--- Supplied records ---

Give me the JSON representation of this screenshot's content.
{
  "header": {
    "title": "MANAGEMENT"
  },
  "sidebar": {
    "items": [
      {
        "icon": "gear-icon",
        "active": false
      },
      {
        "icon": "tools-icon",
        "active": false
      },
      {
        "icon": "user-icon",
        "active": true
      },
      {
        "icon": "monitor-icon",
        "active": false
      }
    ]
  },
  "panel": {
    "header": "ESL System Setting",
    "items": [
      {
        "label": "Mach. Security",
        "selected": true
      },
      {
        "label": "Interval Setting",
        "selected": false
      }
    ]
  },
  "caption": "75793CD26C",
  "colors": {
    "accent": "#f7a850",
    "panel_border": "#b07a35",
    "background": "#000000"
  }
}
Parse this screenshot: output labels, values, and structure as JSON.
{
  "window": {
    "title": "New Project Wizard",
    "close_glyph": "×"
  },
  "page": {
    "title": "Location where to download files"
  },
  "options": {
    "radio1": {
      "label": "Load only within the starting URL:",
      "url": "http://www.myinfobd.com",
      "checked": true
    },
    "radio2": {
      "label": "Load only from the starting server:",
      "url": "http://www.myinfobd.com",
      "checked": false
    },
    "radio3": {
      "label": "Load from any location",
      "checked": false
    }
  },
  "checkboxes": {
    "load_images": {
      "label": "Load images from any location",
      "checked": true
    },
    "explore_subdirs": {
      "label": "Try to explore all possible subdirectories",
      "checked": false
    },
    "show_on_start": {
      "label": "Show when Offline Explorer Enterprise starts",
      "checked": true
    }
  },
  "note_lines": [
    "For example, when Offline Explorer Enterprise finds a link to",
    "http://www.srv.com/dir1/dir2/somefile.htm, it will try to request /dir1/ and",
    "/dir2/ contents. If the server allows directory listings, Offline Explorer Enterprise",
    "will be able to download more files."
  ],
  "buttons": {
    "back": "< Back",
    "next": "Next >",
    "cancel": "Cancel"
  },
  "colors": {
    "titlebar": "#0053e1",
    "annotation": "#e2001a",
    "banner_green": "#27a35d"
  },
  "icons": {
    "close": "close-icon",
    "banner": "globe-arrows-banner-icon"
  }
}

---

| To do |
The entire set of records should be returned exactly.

| Answer to the exercise |
Give me the JSON representation of this screenshot's content.
{
  "header": {
    "title": "MANAGEMENT"
  },
  "sidebar": {
    "items": [
      {
        "icon": "gear-icon",
        "active": false
      },
      {
        "icon": "tools-icon",
        "active": false
      },
      {
        "icon": "user-icon",
        "active": true
      },
      {
        "icon": "monitor-icon",
        "active": false
      }
    ]
  },
  "panel": {
    "header": "ESL System Setting",
    "items": [
      {
        "label": "Mach. Security",
        "selected": true
      },
      {
        "label": "Interval Setting",
        "selected": false
      }
    ]
  },
  "caption": "75793CD26C",
  "colors": {
    "accent": "#f7a850",
    "panel_border": "#b07a35",
    "background": "#000000"
  }
}
Parse this screenshot: output labels, values, and structure as JSON.
{
  "window": {
    "title": "New Project Wizard",
    "close_glyph": "×"
  },
  "page": {
    "title": "Location where to download files"
  },
  "options": {
    "radio1": {
      "label": "Load only within the starting URL:",
      "url": "http://www.myinfobd.com",
      "checked": true
    },
    "radio2": {
      "label": "Load only from the starting server:",
      "url": "http://www.myinfobd.com",
      "checked": false
    },
    "radio3": {
      "label": "Load from any location",
      "checked": false
    }
  },
  "checkboxes": {
    "load_images": {
      "label": "Load images from any location",
      "checked": true
    },
    "explore_subdirs": {
      "label": "Try to explore all possible subdirectories",
      "checked": false
    },
    "show_on_start": {
      "label": "Show when Offline Explorer Enterprise starts",
      "checked": true
    }
  },
  "note_lines": [
    "For example, when Offline Explorer Enterprise finds a link to",
    "http://www.srv.com/dir1/dir2/somefile.htm, it will try to request /dir1/ and",
    "/dir2/ contents. If the server allows directory listings, Offline Explorer Enterprise",
    "will be able to download more files."
  ],
  "buttons": {
    "back": "< Back",
    "next": "Next >",
    "cancel": "Cancel"
  },
  "colors": {
    "titlebar": "#0053e1",
    "annotation": "#e2001a",
    "banner_green": "#27a35d"
  },
  "icons": {
    "close": "close-icon",
    "banner": "globe-arrows-banner-icon"
  }
}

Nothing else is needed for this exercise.